Internet takes over The Frame in latest show
Those who braved the rain and cold Friday night to see straiGHT ouTTA deviantART, The Frame’s latest show, were in for a strange treat. The harsh weather was forgotten upon entrance to the warm, brightly lit room. As bass music pumped, a mash-up of YouTube videos punctured the beats with their own soundtrack. A mix of characters ranged from a fully costumed fox-human and a girl with a large tail to students in North Face jackets. All were chatting quietly while assessing the artwork. In a sense, the viewers had become pieces of art themselves.
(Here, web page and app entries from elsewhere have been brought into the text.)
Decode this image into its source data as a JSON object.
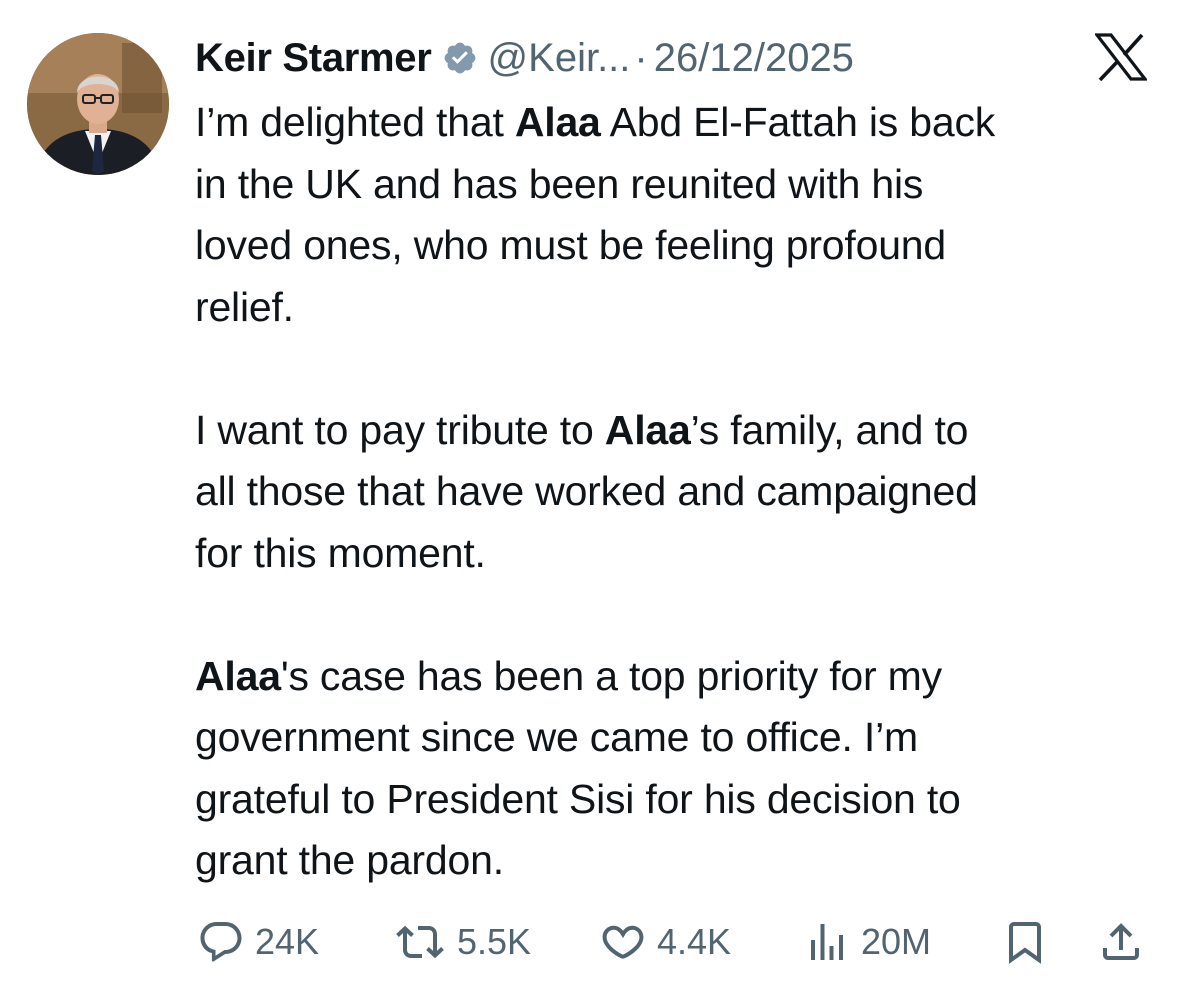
{
  "author": {
    "name": "Keir Starmer",
    "handle": "@Keir...",
    "separator": "·",
    "date": "26/12/2025",
    "verified": true
  },
  "platform_icon": "x-logo-icon",
  "tweet": {
    "paragraphs": [
      [
        {
          "text": "I’m delighted that ",
          "bold": false
        },
        {
          "text": "Alaa",
          "bold": true
        },
        {
          "text": " Abd El-Fattah is back",
          "bold": false
        },
        {
          "text": "in the UK and has been reunited with his",
          "bold": false,
          "newline": true
        },
        {
          "text": "loved ones, who must be feeling profound",
          "bold": false,
          "newline": true
        },
        {
          "text": "relief.",
          "bold": false,
          "newline": true
        }
      ],
      [
        {
          "text": "I want to pay tribute to ",
          "bold": false
        },
        {
          "text": "Alaa",
          "bold": true
        },
        {
          "text": "’s family, and to",
          "bold": false
        },
        {
          "text": "all those that have worked and campaigned",
          "bold": false,
          "newline": true
        },
        {
          "text": "for this moment.",
          "bold": false,
          "newline": true
        }
      ],
      [
        {
          "text": "Alaa",
          "bold": true
        },
        {
          "text": "'s case has been a top priority for my",
          "bold": false
        },
        {
          "text": "government since we came to office. I’m",
          "bold": false,
          "newline": true
        },
        {
          "text": "grateful to President Sisi for his decision to",
          "bold": false,
          "newline": true
        },
        {
          "text": "grant the pardon.",
          "bold": false,
          "newline": true
        }
      ]
    ]
  },
  "actions": {
    "replies": {
      "icon": "reply-icon",
      "count": "24K"
    },
    "reposts": {
      "icon": "repost-icon",
      "count": "5.5K"
    },
    "likes": {
      "icon": "heart-icon",
      "count": "4.4K"
    },
    "views": {
      "icon": "views-icon",
      "count": "20M"
    },
    "bookmark": {
      "icon": "bookmark-icon"
    },
    "share": {
      "icon": "share-icon"
    }
  },
  "colors": {
    "text": "#0f1419",
    "secondary": "#536471",
    "verified_badge": "#829aab"
  }
}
The show was about the manifestation of internet art, a culture often rejected as cheap and unrefined. The creators, junior art major Mitsuko Verdery, senior art major Tara Helfer, senior art and psychology double major Honor Randall, senior BHA student Meagan Trott, senior art major Caitlin Boyle, and senior BCSA student Tim Sherman, fully embraced this culture in an eclectic tribute to influences which have built them up as artists. Described as “where fine art meets 4chan,” the show honored various internet sensations like YouTube, deviantART, and Myspace, along with their most popular subjects. Works were often accompanied by an Urban Dictionary definition of the phenomenon.
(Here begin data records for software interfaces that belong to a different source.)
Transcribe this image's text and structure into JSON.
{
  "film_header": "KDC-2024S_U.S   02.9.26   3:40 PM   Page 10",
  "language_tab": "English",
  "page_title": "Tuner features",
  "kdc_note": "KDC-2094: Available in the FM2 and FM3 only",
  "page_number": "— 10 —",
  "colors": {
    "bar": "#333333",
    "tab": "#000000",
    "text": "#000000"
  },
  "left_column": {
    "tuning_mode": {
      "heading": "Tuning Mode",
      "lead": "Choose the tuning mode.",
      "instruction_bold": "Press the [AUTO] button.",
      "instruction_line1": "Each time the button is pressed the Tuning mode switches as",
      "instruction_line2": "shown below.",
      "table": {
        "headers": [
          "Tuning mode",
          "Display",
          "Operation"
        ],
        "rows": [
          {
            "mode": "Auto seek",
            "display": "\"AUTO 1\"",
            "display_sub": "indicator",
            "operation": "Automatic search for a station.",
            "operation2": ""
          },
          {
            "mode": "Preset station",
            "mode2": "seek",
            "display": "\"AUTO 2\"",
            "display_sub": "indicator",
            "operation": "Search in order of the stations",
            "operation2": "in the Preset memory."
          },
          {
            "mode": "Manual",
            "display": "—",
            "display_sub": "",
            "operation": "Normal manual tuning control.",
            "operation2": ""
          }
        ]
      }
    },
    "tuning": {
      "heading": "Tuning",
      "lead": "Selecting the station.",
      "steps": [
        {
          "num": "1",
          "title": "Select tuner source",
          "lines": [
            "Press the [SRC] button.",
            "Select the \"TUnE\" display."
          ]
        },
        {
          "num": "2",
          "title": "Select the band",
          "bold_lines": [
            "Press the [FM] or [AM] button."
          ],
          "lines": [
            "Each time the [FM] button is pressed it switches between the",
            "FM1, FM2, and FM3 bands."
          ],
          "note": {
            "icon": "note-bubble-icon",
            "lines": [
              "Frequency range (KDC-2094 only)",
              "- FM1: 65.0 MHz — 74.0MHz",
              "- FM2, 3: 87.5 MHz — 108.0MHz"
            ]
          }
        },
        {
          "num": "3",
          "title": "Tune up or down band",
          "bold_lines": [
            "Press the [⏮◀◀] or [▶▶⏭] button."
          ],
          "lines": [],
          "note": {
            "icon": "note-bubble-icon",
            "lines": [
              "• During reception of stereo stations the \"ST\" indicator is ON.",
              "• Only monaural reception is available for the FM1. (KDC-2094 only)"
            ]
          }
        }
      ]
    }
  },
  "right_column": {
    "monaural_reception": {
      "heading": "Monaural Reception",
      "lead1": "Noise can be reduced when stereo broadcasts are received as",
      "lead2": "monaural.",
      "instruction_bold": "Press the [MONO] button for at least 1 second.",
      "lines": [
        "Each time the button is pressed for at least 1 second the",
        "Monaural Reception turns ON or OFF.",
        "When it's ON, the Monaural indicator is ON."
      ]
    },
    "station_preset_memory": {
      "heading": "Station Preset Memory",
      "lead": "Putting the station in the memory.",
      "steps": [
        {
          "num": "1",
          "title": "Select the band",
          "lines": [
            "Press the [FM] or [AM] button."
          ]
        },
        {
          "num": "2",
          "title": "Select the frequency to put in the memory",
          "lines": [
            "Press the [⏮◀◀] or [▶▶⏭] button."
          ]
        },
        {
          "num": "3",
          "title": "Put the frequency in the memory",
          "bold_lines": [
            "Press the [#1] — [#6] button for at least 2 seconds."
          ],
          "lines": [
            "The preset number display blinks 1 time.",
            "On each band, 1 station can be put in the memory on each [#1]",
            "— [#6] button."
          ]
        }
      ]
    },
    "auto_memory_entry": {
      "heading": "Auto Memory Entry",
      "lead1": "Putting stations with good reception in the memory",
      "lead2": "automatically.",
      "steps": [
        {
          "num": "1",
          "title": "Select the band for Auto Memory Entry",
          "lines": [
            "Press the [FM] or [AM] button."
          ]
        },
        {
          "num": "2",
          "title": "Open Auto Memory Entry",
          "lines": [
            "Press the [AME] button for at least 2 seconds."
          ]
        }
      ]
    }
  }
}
Tim Sherman, wearing a sleek mask straight out of V for Vendetta and referring to himself as “XXDeathRingerXX,” was live video-mixing clips from YouTube. He explained that later in the night, when karaoke began, the performances would be recorded live and streamed on internet forums so that anyone could become an internet sensation. Sherman commented that the internet culture permeates millions of lives daily, and walks the line between lowbrow and highbrow art.
Across the room, the creator of a large, Warhol-like print stood behind a camera. Caitlin Boyle’s pink hair and unique style corresponded perfectly with her intensely colored pieces. The Warhol recognition was implemented with a repeating portrayal of a My Little Pony doll using found imagery collaged in Photoshop. Boyle described the work as a satirical piece going back to the roots of her history as an artist. She said that the show was commenting on how artists are influenced by the beginning practices of media that the internet offers, before they enter the world of fine art and “Warhol Culture” that provokes the rejection of their initial roots.
Other pieces included a photo mosaic of a thousand pictures of the stereotypical “Myspace pose.” Randall explained that some of the pictures were actually old photos of herself along with the general population of the internet, generated from Google searches like “in the bathroom” and “my new haircut.” Helfer’s piece, “Portraits of well known cats,” included small, careful prints of cats that have become internet sensations in beautiful frames, featuring stars like the “I can has?” cat. Trott’s three large Photoshop collages made an ironic comment on what internet-goers will find on a website such as deviantART. One of her prints included a portrayal of a crying kitten, and another detailed the complex psyche of Pikachu.
The show embraced everything tacky and crazy, and reaffirmed that many artistic endeavors today are born from the internet. It offered a comfort for artists looking to remember where they came from.